### EXERCISE BRIEF
Search the entries for the word "GOOSE". Copy each line in which it is found.
*** INPUT FOR THIS TASK ***
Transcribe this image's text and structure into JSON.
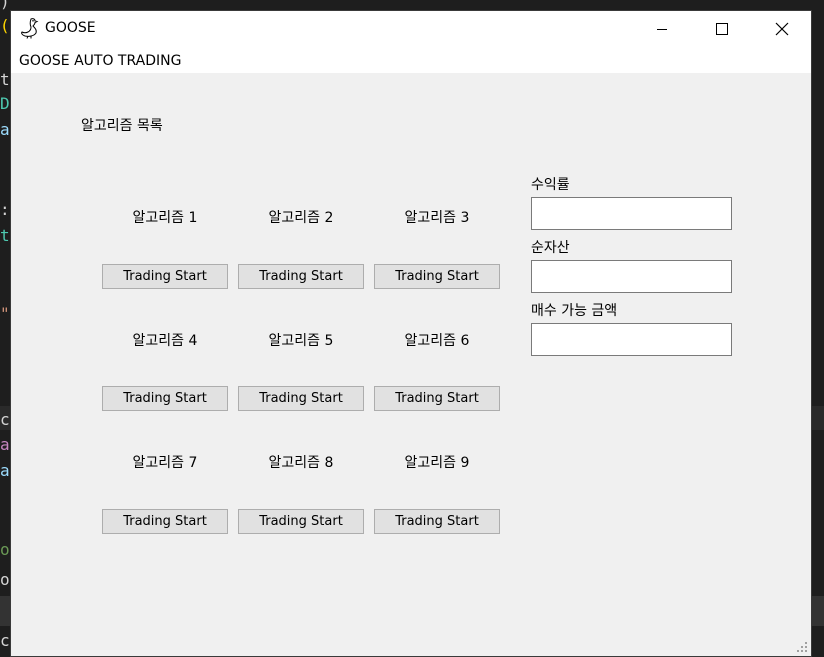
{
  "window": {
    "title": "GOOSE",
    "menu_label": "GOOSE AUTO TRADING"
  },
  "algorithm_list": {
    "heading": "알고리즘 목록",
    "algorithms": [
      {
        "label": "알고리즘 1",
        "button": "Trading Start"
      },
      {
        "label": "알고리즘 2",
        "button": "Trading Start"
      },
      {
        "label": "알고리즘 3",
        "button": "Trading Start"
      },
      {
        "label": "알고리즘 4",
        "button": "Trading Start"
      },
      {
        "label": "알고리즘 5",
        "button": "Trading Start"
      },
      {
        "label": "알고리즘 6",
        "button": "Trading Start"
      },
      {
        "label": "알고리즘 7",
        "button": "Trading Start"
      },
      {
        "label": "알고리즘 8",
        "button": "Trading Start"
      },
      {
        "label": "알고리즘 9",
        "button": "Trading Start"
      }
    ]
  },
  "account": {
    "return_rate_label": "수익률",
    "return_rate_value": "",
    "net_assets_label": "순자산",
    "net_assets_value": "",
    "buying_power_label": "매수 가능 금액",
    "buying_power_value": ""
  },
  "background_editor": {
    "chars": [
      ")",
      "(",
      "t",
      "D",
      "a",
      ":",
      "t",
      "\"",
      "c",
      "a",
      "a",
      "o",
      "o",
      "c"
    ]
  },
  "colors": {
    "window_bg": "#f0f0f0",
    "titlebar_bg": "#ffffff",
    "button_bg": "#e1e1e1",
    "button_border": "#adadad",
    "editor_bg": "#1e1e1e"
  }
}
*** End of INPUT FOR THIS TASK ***
### RESULT OF THIS EXERCISE
    "title": "GOOSE",
    "menu_label": "GOOSE AUTO TRADING"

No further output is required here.